Exercise requirements – Copy each line containing "chevron" from the listing below.

Exercise inputs –
*-*-*
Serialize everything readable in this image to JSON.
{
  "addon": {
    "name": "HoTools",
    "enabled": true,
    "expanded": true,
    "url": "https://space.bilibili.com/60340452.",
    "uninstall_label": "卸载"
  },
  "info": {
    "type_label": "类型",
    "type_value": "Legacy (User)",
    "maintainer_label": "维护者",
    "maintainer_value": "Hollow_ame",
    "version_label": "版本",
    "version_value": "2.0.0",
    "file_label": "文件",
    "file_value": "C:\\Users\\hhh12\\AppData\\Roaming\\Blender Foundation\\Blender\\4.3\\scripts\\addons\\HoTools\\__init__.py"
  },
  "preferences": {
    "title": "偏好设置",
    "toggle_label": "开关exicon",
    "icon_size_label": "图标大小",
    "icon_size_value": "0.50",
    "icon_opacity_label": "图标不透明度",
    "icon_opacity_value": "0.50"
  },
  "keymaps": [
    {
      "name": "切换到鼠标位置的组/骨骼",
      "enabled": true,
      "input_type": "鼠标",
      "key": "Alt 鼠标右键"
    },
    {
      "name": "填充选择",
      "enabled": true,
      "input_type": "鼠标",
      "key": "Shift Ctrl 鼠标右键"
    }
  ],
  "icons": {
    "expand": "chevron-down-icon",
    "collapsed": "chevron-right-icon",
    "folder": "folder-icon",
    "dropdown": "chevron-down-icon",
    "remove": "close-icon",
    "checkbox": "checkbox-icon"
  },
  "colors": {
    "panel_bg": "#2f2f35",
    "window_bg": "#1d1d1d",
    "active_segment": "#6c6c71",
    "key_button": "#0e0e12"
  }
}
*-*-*
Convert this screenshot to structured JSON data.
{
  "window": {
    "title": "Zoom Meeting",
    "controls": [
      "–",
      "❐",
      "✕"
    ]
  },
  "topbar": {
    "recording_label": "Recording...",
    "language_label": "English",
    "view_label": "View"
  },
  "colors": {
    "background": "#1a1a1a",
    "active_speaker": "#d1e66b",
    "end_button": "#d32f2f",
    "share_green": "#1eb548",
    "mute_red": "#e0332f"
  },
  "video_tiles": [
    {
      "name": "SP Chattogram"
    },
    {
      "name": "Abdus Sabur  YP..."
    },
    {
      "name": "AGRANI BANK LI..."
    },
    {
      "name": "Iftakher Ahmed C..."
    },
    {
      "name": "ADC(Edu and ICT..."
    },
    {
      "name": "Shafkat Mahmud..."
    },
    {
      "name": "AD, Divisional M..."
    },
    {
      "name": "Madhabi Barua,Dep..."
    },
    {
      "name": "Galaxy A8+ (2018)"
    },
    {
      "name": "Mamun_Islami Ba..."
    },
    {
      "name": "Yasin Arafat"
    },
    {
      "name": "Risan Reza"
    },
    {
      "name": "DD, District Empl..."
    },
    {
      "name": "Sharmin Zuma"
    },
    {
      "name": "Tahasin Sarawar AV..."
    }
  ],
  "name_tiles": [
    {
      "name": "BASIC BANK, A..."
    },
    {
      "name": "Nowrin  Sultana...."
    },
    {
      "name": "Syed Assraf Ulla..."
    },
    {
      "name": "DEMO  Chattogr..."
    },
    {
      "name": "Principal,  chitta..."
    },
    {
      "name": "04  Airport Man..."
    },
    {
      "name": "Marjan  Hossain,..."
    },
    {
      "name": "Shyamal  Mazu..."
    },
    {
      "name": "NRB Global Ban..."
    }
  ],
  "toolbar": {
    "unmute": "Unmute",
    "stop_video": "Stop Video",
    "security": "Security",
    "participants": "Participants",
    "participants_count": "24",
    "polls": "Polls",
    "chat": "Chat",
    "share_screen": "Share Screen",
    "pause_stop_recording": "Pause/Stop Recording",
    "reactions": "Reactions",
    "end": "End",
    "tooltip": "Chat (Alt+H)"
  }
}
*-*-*
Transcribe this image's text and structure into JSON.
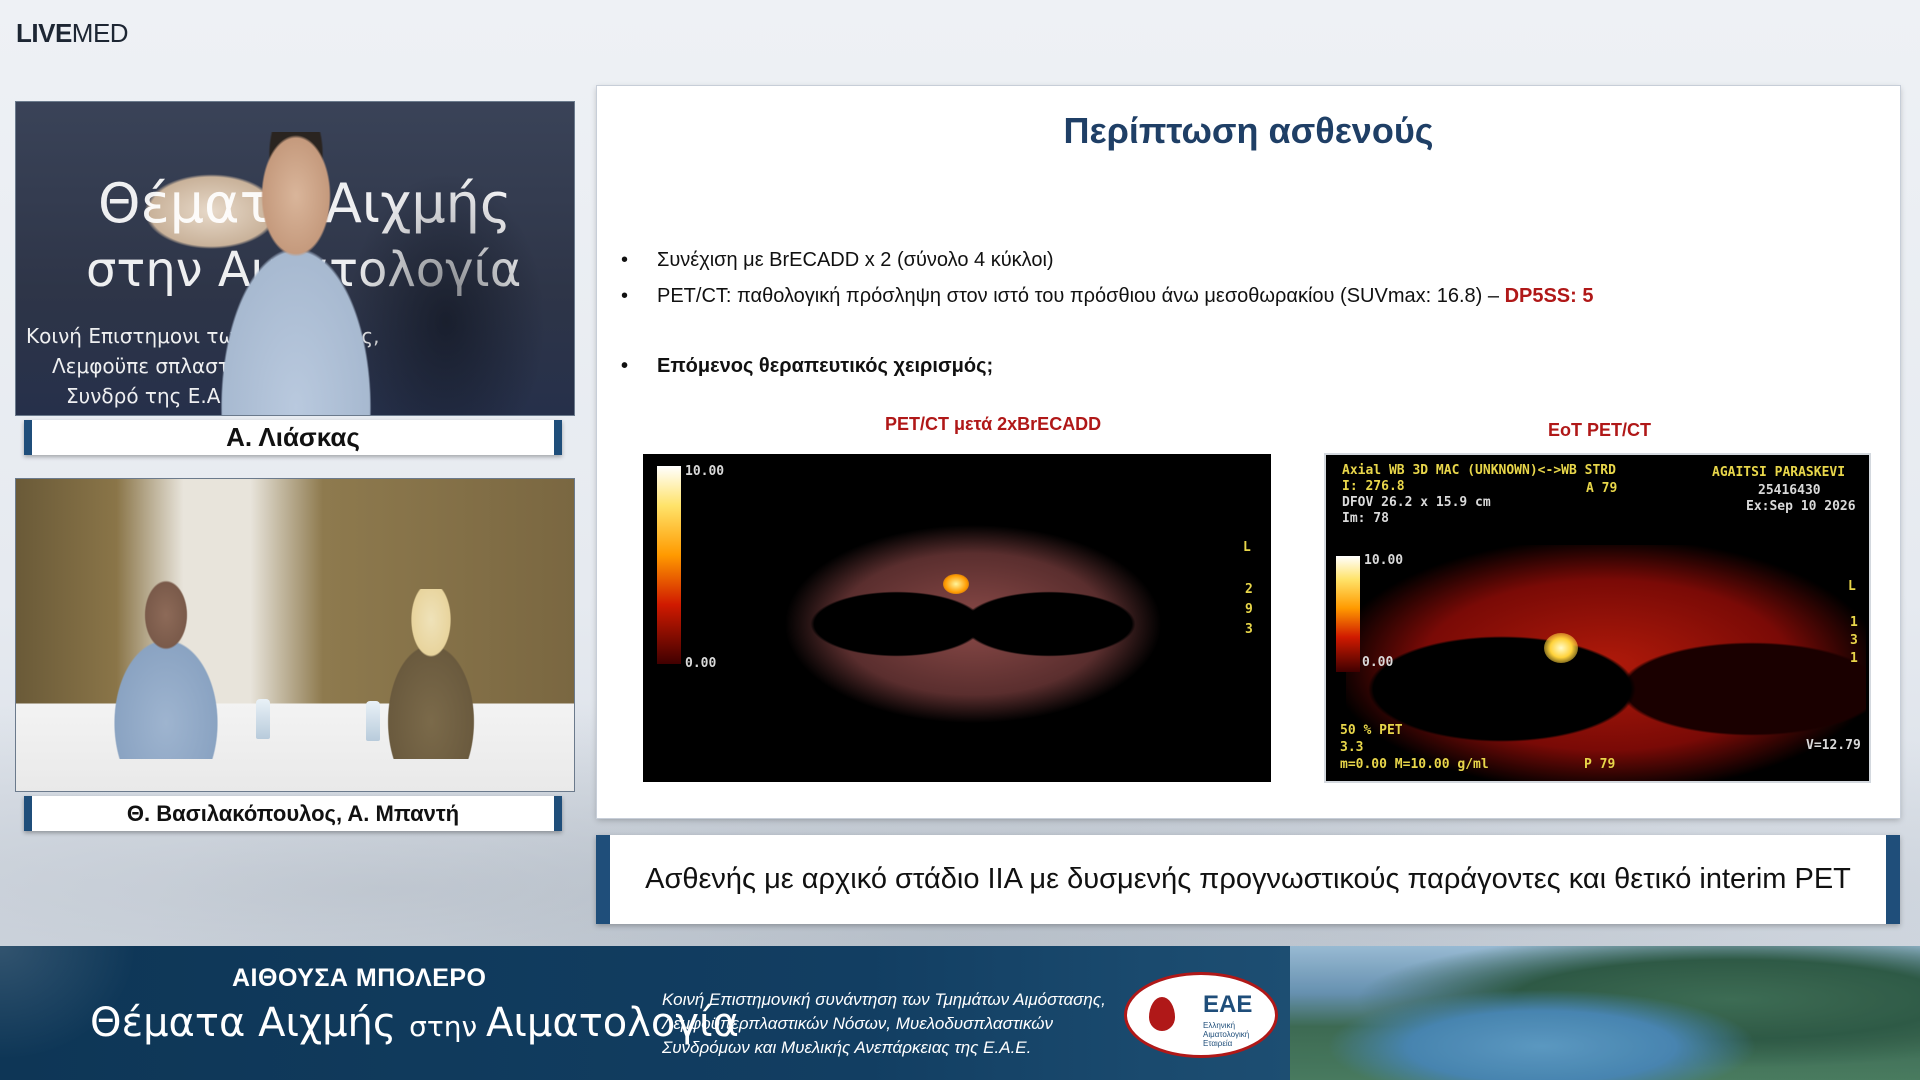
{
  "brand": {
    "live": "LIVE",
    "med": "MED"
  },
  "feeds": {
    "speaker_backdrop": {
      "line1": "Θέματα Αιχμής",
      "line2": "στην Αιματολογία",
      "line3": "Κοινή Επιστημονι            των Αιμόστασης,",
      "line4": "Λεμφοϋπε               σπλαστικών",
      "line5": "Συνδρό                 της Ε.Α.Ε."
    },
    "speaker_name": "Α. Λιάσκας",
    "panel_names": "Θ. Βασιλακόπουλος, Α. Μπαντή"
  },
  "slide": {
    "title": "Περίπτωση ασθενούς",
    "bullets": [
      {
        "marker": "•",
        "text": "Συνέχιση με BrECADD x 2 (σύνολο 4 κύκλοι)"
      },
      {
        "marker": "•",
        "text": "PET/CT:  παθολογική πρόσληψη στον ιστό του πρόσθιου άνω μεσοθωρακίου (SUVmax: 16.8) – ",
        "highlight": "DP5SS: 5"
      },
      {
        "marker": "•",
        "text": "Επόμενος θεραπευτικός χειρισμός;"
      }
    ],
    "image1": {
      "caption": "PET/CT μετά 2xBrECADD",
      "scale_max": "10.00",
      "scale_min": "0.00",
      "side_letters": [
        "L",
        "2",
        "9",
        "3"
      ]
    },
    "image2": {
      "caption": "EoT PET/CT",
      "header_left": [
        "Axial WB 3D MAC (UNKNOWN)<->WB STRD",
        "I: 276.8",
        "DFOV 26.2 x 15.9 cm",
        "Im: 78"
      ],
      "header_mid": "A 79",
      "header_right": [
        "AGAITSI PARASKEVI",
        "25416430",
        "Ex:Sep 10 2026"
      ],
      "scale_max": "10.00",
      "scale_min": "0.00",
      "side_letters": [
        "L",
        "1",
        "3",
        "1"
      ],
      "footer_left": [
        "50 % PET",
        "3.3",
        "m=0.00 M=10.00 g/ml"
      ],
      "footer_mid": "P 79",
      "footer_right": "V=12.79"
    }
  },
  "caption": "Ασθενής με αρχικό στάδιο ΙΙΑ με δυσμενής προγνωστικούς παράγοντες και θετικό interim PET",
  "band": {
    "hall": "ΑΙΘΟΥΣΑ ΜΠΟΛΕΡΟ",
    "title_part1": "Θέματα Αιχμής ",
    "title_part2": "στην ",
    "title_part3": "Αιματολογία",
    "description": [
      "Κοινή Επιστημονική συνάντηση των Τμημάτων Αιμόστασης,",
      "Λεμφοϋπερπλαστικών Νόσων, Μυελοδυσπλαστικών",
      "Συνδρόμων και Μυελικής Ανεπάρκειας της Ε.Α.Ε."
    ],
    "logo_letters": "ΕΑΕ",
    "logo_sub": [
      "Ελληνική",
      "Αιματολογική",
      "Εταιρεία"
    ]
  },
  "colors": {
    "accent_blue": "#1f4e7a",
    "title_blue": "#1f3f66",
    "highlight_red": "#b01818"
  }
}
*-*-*
Your solution –
    "expand": "chevron-down-icon",
    "collapsed": "chevron-right-icon",
    "dropdown": "chevron-down-icon",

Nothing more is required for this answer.